Many right hon. and hon. Members have referred to the work that the agencies undertake on tackling organised crime. As we said in the interim report, we took evidence from Keith Hellawell that showed greatly improved co-operation on that issue. That evidence also showed that the agencies were fully integrated into the Government's anti-drugs strategy, and that additional funds are now going into tackling the problem. I hope that the Home Secretary will reassure us that he is still considering whether more can be done to use the agencies to help in that work, and to help to tackle the disturbing new aspect of organised crime, mentioned by the hon. Member for East Hampshire (Mr. Mates), involving criminal gangs bringing illegal immigrants and so-called bogus asylum seekers into this country. The tragedy that can result from such activities was demonstrated by the deaths of the 65 Chinese people in June last year. We must see if there is more that we can do.
My hon. Friend the Member for Rother Valley (Mr. Barron) referred to the Official Secrets Acts--something that the new Committee should look at. In our interim report, we pointed out that the traditional threat of espionage from hostile foreign Governments has not receded, while other matters, such as cheque-book journalism, have increased. Disclosures are increasingly being made--sometimes anonymously--through media such as the internet with no obvious means of redress for the UK authorities. The injunctions taken out by the Government are civil matters and tend only to prevent disclosure in the UK. Obviously, this matter needs additional work and the new Committee must look at it closely.
The right hon. Member for Bridgwater said that we might consider his chairmanship to have been intolerable. I would certainly disagree. I thank him and all members of the Committee who have helped and supported me since I joined it last year. One of my enduring memories of the right hon. Gentleman was of our recent visit to Russia, when we had a number of unusual meetings with people with whom, I suspect, he would not have expected a few years ago to be indulging in friendly conversation.
The Committee's visits to other countries, and our meetings with other parliamentary oversight committees to advise them on what has worked and what has not worked in this country, have been important. I congratulate the right hon. Member for Bridgwater on the way in which he led those visits, which have led to important links with other countries. I also wish to thank Alistair Corbett and his team for the help that they have given to the Committee and to me.

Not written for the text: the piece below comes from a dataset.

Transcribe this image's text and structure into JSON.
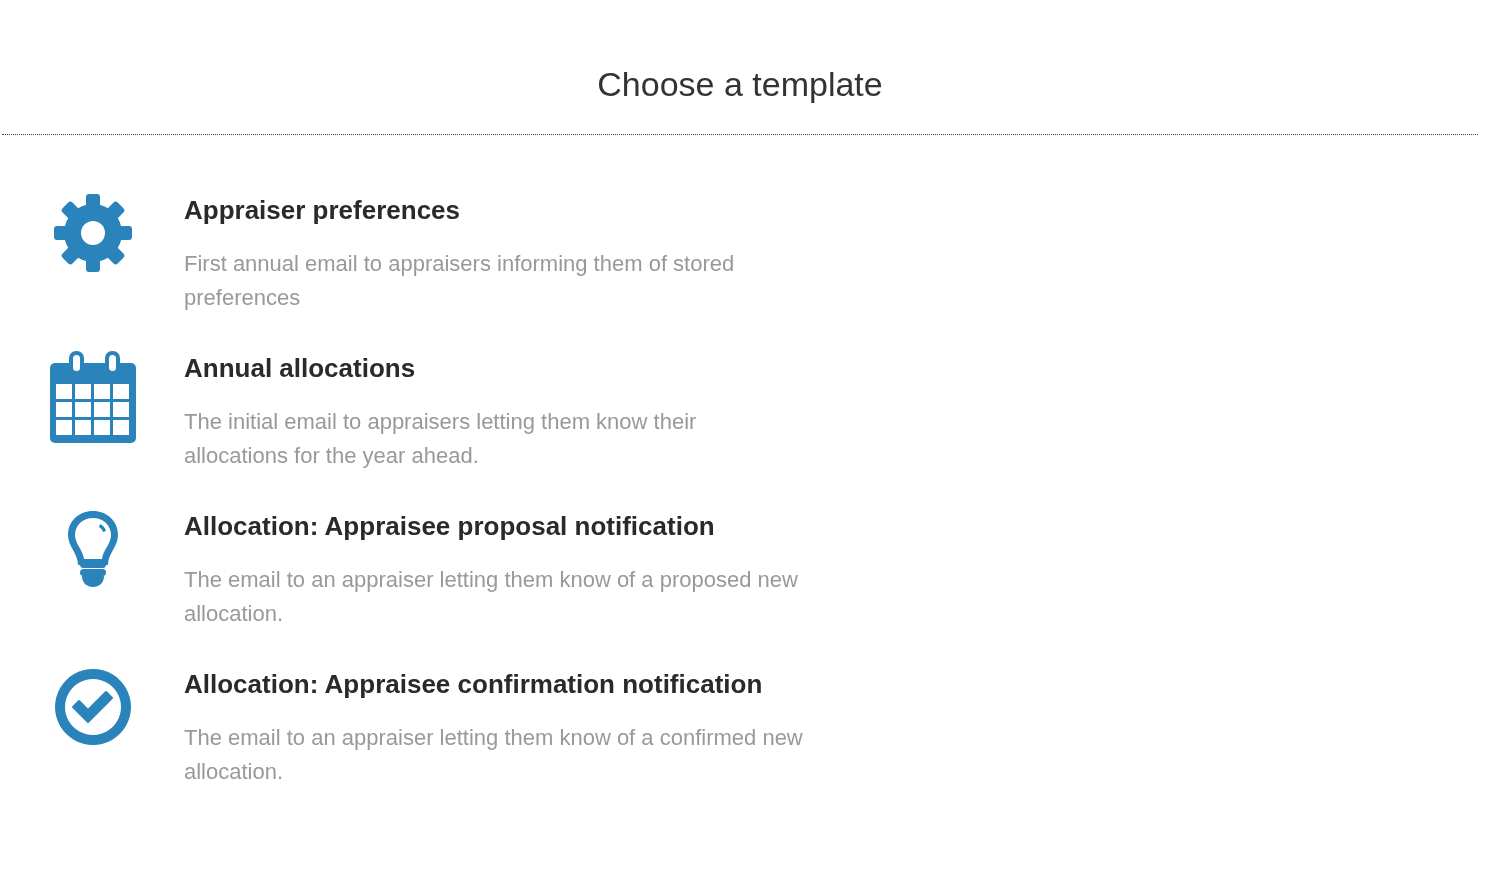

We have heard many arguments about turning the Committee into a Select Committee or whether it should remain as it is. Following the general election, there will be an opportunity, with the establishment of the new Committee, to review how it has worked so far. It will be important for the Prime Minister and the ministerial committee to draw on the expertise of those who have been on the Committee since its inception and of those senior members who may be retiring.
The right hon. Member for Bridgwater wondered whether some of the Committee sittings could be held in public. This will be the time to discuss that, and I hope that my right hon. Friend the Home Secretary will agree that we should review the system. The Committee should be re-established quickly and should continue to evolve